Is it so ludicrous an idea, that notion that the willingness to rough it is a form of virtue?
What makes me wonder are some conversations I've had lately about the temperature we keep in our home in the winter, out in the mountains of Virginia. We've got a wood stove for heat, and it's work to keep it stoked. Even since I stopped harvesting dead wood from our forest and chopping it all with my ax, it's still something to split the logs I buy, carry them, and get them stacked, keep them dry, and bring them into the house to feed our stove. It's still a whole lot more work than setting the thermostat on 70 degrees and then writing a check at the end of the month.
We know where our winter warmth comes from.
Our place has no furnace, but we do have electricity, and when it's really cold we can plug in some electric heaters to supplement the wood. Expensive stuff, electric heat.
So we don't insist, like some of our city-dwelling friends, on our indoor temperature being the same all year round. In the summer, we let mountain breezes coursing through our open windows keep us cool. In the winter, we shoot for 65 degrees inside, and don't object so long as the temperature is above the 50s.
"It's positively un-American!" At least that's how some of our visitors seem to regard it. Maybe they're right. After all, this is a country where you need a jacket in some public indoor places in the summer, they're so air-conditioned. And in the winter those places are so heated you need to peel down to short sleeves.
I tell my college-age kids, home on visits, they need to wear a sweater to get the standing to complain about the cold in our house. Why should humans insist their environment do all the adapting to them, and not meet the environment halfway. If a creature demands a uniform temperature year round, and can't tolerate a 10- or 20-degree range, what else will that creature be unable to handle?
The idea that softness is a form of moral decadence has an ancient pedigree. Arab philosopher Ibn Khaldun described the pattern where the vigor of conquering tribes would decline by the third generation - grandchildren, grown fat and self-indulgent from luxuries, lose the strength to preserve the privilege they inherit, until a more vigorous tribe takes it from them.

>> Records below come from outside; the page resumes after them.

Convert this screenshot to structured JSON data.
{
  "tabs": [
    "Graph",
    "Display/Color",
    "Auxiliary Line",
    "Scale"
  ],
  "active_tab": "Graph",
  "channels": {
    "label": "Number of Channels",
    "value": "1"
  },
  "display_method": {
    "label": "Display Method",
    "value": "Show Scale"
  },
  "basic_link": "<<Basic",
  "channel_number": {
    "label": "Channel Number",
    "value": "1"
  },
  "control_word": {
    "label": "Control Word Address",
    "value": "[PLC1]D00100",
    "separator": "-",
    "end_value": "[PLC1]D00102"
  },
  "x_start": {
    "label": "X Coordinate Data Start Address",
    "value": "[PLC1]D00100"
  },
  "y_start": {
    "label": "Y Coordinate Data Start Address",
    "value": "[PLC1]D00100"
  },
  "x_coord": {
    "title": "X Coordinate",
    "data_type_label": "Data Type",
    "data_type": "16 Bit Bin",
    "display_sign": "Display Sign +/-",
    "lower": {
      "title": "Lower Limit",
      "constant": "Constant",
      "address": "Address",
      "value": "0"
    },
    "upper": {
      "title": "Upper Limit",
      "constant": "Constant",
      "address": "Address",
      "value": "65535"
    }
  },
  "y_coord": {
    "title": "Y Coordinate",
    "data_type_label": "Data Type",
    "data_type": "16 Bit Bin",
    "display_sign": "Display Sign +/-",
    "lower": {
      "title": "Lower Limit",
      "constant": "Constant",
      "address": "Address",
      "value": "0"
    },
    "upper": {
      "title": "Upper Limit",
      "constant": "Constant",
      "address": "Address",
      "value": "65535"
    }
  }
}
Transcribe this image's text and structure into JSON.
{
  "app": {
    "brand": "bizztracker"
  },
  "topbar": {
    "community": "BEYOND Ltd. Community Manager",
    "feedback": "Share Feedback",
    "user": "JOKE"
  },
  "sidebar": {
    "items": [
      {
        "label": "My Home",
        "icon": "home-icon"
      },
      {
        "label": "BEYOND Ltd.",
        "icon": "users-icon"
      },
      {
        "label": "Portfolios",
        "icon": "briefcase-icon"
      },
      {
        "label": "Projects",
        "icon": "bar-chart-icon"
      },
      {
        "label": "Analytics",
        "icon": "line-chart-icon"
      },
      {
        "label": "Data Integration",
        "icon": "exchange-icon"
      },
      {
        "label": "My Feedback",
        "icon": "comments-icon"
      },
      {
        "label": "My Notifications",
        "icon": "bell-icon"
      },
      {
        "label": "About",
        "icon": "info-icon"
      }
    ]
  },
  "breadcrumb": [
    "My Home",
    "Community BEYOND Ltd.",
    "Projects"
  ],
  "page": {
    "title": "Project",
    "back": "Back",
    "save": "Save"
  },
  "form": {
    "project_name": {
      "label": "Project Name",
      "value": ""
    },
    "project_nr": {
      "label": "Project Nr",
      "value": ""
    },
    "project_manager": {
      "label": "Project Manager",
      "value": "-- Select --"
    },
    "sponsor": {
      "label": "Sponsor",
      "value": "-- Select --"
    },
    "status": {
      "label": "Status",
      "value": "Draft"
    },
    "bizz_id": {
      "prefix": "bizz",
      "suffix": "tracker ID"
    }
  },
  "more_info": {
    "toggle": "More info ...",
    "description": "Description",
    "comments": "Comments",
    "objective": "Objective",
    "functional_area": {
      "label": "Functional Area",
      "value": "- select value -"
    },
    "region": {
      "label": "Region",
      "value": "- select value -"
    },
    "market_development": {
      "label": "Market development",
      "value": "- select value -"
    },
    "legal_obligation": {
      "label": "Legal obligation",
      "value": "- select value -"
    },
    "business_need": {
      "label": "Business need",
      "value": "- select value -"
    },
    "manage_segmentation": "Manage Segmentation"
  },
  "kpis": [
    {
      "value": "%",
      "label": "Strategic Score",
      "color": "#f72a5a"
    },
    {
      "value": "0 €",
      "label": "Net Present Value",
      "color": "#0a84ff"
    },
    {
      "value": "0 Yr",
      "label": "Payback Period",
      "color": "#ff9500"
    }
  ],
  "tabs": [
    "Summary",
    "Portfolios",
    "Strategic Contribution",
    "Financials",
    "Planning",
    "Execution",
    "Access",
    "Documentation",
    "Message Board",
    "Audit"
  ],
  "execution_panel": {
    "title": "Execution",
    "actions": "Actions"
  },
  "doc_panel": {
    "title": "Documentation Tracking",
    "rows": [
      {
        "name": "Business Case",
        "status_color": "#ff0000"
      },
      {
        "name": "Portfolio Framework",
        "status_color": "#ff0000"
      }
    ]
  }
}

But even if I do believe in the virtue of roughing it, I generally boost the heat to keep our city visitors happy. I don't want them getting all hot under the collar about how cold it is.
*Andrew Bard Schmookler lives in Virginia's Shenandoah Valley.